The young man’s treatment of my groceries totally changed. He handed me my receipt. Then he thanked me for caring.
Sadly this is not the first time I have had poor customer service at this store. It is a well known chain with stores all across America. To make matters worse, I know the history of this company and its founder. He was a caring and compassionate man. Despite his wealth, he was known to act like an everyday man. He treated people with kindness.
The company started with one man’s dream and dedication to serve. However, it has drastically changed as they grew bigger. The company’s vision includes this phrase “improving people’s lives, financial freedom, exceeding expectations.”
Clearly, they failed to exceed my expectations. How did a company with such good intentions get to this place? I know I am not the only one who has a love/hate relationship with this store. As a result, many of my friends talk of shopping elsewhere. Some have pulled it off. More and more of my friends intentionally seek out small businesses. They gladly pay higher prices because the company culture is terrible and growing worse.
What is company culture?
Company culture refers to behavior, attitudes and beliefs of a company and its employees. For instance, the culture is embodied in a company’s mission and vision. A positive company culture impacts customers by encouraging loyalty to the brand. Company culture directly impacts customer experience. It is important to find a company that lives out their mission statement.
In the story above, you can see clearly the company culture is in severe trouble. It is in enough trouble that many people in my social circle are boycotting the store. In fact, there is a large and growing effort to shop small or local.
My scan/slam experience is an extreme example of what it is like to be on the receiving end of someone hating their job. No one signs up for that kind of shopping experience. Still, it is more common than not.
Practical steps to make a powerful statement with your money
- First, recognize you have a choice.
- Second, don’t purchase from companies that violate your values or theirs for that matter.

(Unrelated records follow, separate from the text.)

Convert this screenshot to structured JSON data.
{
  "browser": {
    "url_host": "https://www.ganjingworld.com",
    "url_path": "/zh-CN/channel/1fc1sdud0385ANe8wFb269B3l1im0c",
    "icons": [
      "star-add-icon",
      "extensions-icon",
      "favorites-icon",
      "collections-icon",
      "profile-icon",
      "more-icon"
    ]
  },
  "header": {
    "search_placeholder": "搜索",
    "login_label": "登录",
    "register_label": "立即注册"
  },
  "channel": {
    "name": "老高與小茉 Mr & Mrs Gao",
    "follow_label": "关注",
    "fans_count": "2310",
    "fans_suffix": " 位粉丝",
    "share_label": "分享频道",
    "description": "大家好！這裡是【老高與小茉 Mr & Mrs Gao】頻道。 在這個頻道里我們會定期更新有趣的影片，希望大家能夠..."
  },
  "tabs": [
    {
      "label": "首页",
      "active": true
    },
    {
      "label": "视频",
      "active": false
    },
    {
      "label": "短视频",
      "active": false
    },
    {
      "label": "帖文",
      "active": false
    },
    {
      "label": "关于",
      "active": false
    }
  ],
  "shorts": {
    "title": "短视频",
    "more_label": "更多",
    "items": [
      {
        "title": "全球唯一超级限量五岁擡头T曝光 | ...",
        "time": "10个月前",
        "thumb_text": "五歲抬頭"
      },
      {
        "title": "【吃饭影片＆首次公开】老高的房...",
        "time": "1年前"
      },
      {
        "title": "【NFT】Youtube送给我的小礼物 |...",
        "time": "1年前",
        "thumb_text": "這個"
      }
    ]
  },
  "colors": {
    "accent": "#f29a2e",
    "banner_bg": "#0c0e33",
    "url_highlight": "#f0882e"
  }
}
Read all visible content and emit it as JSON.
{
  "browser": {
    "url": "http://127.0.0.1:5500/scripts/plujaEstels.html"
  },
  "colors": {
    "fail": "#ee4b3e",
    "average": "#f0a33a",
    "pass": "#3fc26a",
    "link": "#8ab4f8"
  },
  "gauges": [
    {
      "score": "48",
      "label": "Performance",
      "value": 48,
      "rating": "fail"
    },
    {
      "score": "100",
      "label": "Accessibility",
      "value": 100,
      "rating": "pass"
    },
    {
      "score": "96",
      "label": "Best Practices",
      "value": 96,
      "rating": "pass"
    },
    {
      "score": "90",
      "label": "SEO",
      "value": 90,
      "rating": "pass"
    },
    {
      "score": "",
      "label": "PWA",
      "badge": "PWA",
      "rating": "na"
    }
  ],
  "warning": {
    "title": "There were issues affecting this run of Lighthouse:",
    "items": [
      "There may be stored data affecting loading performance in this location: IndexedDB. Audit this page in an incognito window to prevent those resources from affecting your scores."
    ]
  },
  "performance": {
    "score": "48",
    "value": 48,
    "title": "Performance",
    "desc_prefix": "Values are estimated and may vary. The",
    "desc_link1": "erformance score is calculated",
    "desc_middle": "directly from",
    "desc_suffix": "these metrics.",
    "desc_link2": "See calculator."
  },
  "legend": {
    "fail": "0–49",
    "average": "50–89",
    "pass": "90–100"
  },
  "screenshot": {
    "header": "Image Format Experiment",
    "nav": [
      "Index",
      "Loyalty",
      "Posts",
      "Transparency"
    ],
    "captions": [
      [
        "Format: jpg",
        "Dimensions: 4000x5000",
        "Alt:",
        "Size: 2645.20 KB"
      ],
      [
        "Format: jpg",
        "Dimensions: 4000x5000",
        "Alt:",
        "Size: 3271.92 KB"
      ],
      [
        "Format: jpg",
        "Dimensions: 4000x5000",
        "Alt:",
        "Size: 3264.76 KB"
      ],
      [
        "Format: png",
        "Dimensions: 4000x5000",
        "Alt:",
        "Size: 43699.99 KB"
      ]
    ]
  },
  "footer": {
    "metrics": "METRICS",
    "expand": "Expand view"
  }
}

- Third, actively seek out alternatives.
- Fourth, spread the word about these alternatives. Together customers can make a difference.
The demand for goods and services from small businesses has grown significantly. You are not alone in your frustration. Companies have declined and grown ambivalent about changing their practices. Further, the number of conscientious consumers has grown. As a result, numerous online directories point these customers to small and local businesses.
Gab News strives to create parallel economy movement
Gab News has gone so far as to develop a parallel economy called Gab Market Place. This economy is pro-America, pro-family, pro-freedom, and pro-capitalism. If you align with those values, it is a great resource to access.
Local farm directories
Are you looking to support farmers? Make your dollars count by searching sites like:
The mission and values behind Bright Hope Soaps make a powerful statement
Bright Hope Soap works is a small family owned business with a big mission to share hope.
We accomplish our mission in two ways.
1) We dedicated endless hours to formulating the highest quality soap possible to nourish your skin.
2) We return the word “ART” to artisan by crafting soaps with an inspirational message of triumph over trials.
Color, fragrance, and design meet in the soap vat to tell a timeless story of hope. Each soap contains an insert describing the inspiration behind our company. As a result, we nurture your heart with encouragement. As a family owned business, we are passionate about making our customers feel a part of our farm family. Community is the lifeblood of rural living. We work intentionally to build a sense of community. Shop here and enjoy the benefits of becoming a part of our farm family.
Have you voted yet? If not, it is time get started. Use the links above to make a powerful statement. Chat with friends about how to support small businesses with missions that make a difference in your life and the lives of others.
If you have a small business you love to support, drop a comment below with a link. Be sure and tell us how you make a powerful statement in supporting them.